The train stopped at Golmud, and the public address system informed us in great detail (with many precise statistics) of the virtues of this completely lost city, what mineral resources were available, how many people lived there. How it was an essential staging post for the construction of the Beijing-Lhasa railway. We had a few minutes in the rain on the platform before before boarding the train once more. I don’t think anyone got on the train. Between these public service announcements throughout the voyage we were subjected to a bewildering variety of music, from Chinese pop to pseudo-tibetan folk music to marching music, all at an ear-splitting volume. Luckily I had my ear-plugs. I suppose the music selection was designed to inspire us when confronted with this vast land. I soon realised that many Chinese on the train were humming the airs sotte voce throughout the journey.
Our altitude slowly increased. I became gradually aware of a hissing noise everywhere throughout the train. Although the cabins were not pressurised, they were oxygenated, and a steady flow of gas came from nozzles in each cabin. I began to feel slightly light-headed from the thinness of the air. I am sure that our week in Xining, altitude 2000 metres, had helped us to acclimatise, but still.
Now there were salt flats sliding past the cabin windows, great expanses of the whites and browns. The PA system informed us of the immense difficulties that had been overcome to lay train-tracks over this barren wasteland. Every so often, we passed a row of green huts and trucks: Chinese military barracks, each one more remote than the last. I imagined sleeping and working there, the extreme remoteness of it all. It was the only form of habitation we saw.
Next there were mountains with snow; and then were surrounded by snow-fields and glaciers. Freezing clouds enveloped the train; our altitude was now well above 4000 metres. We were higher than the summit of Mauna Kea. We were travelling over the permafrost, and the cabin loudspeakers told us what a feat of engineering it was to lay train tracks on ground which shifts and melts, which isn’t really solid at all.
The snow receded, we were crossing grasslands. A lake, an enormous limitless lake appeared, beautiful blue-green waters stretching impossibly far away. The world’s highest freshwater lake, we were told. After that, signs of habitation became visible. We stopped at brand new stations constructed in the middle of unending wilderness; the train doors did not open, presumably because of the incredible altitude.
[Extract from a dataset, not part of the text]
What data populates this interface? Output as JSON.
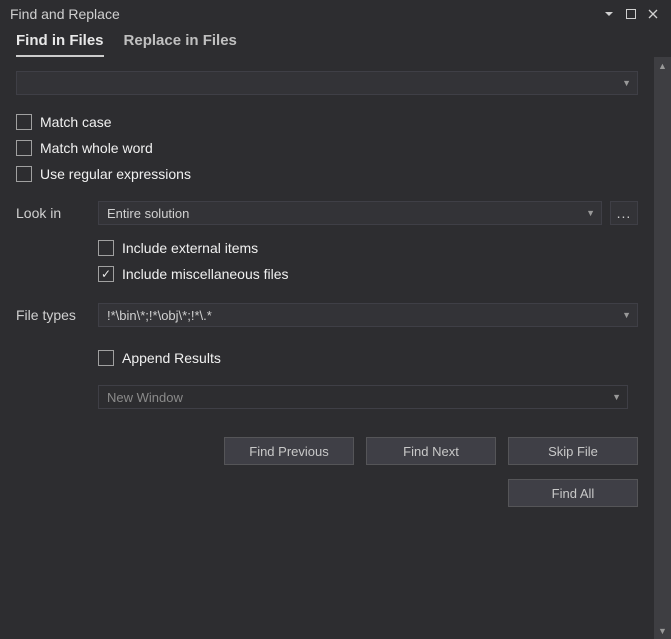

Passengers might faint on the platform. Station Na Qu, for example, at 4,513 metres above sea level. I felt almost as if I was in a spaceship, travelling through hostile alien lands with no breathable atmosphere.
A few more scattered habitations became visible, huts lost in the plain. I remember seeing two men lying beside their motorcycle, watching the train go past. I tried to imagine what life must have been like in this land before the train arrived. What life must be like now. Then darkness fell, and after another six or so hours of travel, we arrived in Lhasa. The train station, an enormous modernist structure, was brand new, and far outside the town, so we had no sense of the city when we arrived. That would have to wait until the next day.